───── Data under study ─────
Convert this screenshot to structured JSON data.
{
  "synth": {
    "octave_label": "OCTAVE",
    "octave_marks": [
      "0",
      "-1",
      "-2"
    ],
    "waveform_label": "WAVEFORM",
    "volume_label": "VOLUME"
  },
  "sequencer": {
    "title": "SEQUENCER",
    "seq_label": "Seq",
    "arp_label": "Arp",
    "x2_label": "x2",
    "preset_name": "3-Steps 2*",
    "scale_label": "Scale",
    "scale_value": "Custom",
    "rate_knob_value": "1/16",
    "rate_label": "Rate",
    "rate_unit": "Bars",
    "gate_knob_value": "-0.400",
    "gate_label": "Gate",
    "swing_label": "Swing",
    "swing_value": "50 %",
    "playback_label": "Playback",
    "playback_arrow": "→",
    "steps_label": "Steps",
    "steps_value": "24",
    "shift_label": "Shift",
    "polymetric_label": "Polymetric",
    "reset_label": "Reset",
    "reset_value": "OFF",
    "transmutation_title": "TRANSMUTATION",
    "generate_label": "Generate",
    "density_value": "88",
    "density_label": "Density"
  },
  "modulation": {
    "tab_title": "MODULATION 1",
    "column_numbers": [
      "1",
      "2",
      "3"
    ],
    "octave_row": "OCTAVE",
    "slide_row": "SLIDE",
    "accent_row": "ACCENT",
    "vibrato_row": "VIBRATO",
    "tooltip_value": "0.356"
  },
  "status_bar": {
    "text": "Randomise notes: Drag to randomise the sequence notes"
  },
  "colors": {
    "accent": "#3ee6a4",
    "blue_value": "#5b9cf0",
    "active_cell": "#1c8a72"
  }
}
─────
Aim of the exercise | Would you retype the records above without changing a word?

Task solution |
Convert this screenshot to structured JSON data.
{
  "synth": {
    "octave_label": "OCTAVE",
    "octave_marks": [
      "0",
      "-1",
      "-2"
    ],
    "waveform_label": "WAVEFORM",
    "volume_label": "VOLUME"
  },
  "sequencer": {
    "title": "SEQUENCER",
    "seq_label": "Seq",
    "arp_label": "Arp",
    "x2_label": "x2",
    "preset_name": "3-Steps 2*",
    "scale_label": "Scale",
    "scale_value": "Custom",
    "rate_knob_value": "1/16",
    "rate_label": "Rate",
    "rate_unit": "Bars",
    "gate_knob_value": "-0.400",
    "gate_label": "Gate",
    "swing_label": "Swing",
    "swing_value": "50 %",
    "playback_label": "Playback",
    "playback_arrow": "→",
    "steps_label": "Steps",
    "steps_value": "24",
    "shift_label": "Shift",
    "polymetric_label": "Polymetric",
    "reset_label": "Reset",
    "reset_value": "OFF",
    "transmutation_title": "TRANSMUTATION",
    "generate_label": "Generate",
    "density_value": "88",
    "density_label": "Density"
  },
  "modulation": {
    "tab_title": "MODULATION 1",
    "column_numbers": [
      "1",
      "2",
      "3"
    ],
    "octave_row": "OCTAVE",
    "slide_row": "SLIDE",
    "accent_row": "ACCENT",
    "vibrato_row": "VIBRATO",
    "tooltip_value": "0.356"
  },
  "status_bar": {
    "text": "Randomise notes: Drag to randomise the sequence notes"
  },
  "colors": {
    "accent": "#3ee6a4",
    "blue_value": "#5b9cf0",
    "active_cell": "#1c8a72"
  }
}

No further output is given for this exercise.